But, since the steak comes a la carte, we did order three sides to share – the macaroni & cheese (to which we added lobster, $19), sauteed exotic mushrooms ($10) and caramelized brussels sprouts. Each was a solid choice – though the one miss of the evening may have been with the addition of lobster to our macaroni and cheese. The dish came out to the table piping hot, which was great; but, the lobster didn’t hold up well. Rather than being tender and sweet, it ended up overcooked and, as a result, a bit tough.

We skipped over the creme brulee, ricotta cheesecake and turtle desserts and headed for the shareable section of the menu where we found two we couldn’t pass up. The dessert doughnuts ($8) just barely resembled doughnuts; rather, they were light and crisp like deep fried pate choux with rich eggy centers. They were accompanied by three dipping sauces: a rich vanilla anglais, blueberry preserves and a deep chocolate ganache which was really gilding the lily.

Our splurge (and a rightful one) was the chocolate flight ($25) with its Valhrona Opalys white chocolate crémeux; Tanariva milk chocolate crémeux with a gold-gilded roasted hazelnut; and the Majari dark chocolate crémeux served with cocoa nibs and a fresh raspberry on top.


Carnevor is open Monday through Wednesday from 5 to 10 p.m. and Friday and Saturday from 5 to 11 p.m.

Lori Fredrich Senior Writer

Lori Fredrich (Lo) is an eater, writer, wonderer, bon vivante, traveler, cook, gardener and girlwonder. Born and raised in the Milwaukee area, she has tried to leave many times, but seems to be drawn to this quirky city that smells of beer and alewives.

Some might say that she is a little obsessed with food. Lo would say she is A LOT obsessed with food. After all, she has been cooking, eating and enjoying food for decades and has no plans to retire anytime soon. 

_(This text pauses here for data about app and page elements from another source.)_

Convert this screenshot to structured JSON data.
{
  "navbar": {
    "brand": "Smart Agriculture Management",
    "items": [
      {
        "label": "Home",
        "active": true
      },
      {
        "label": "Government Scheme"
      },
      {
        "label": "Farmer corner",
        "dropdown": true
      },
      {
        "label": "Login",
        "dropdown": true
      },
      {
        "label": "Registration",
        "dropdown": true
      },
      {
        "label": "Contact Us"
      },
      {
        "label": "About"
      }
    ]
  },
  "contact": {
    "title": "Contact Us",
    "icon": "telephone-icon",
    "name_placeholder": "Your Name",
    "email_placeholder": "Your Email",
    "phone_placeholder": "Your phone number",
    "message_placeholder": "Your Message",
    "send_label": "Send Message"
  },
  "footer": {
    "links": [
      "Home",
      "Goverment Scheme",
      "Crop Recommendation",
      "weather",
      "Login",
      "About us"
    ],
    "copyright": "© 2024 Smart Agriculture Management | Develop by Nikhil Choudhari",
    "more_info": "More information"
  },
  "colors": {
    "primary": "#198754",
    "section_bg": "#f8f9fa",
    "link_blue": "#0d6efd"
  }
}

Lo's recipes and writing have been featured in a variety of publications including GO: Airtran Inflight Magazine, Cheese Connoisseur, Cooking Light, Edible Milwaukee, Milwaukee Magazine and the Milwaukee Journal Sentinel, as well as on the blog Go Bold with Butter, the web site Wisconsin Cheese Talk, and in the quarterly online magazine Grate. Pair. Share.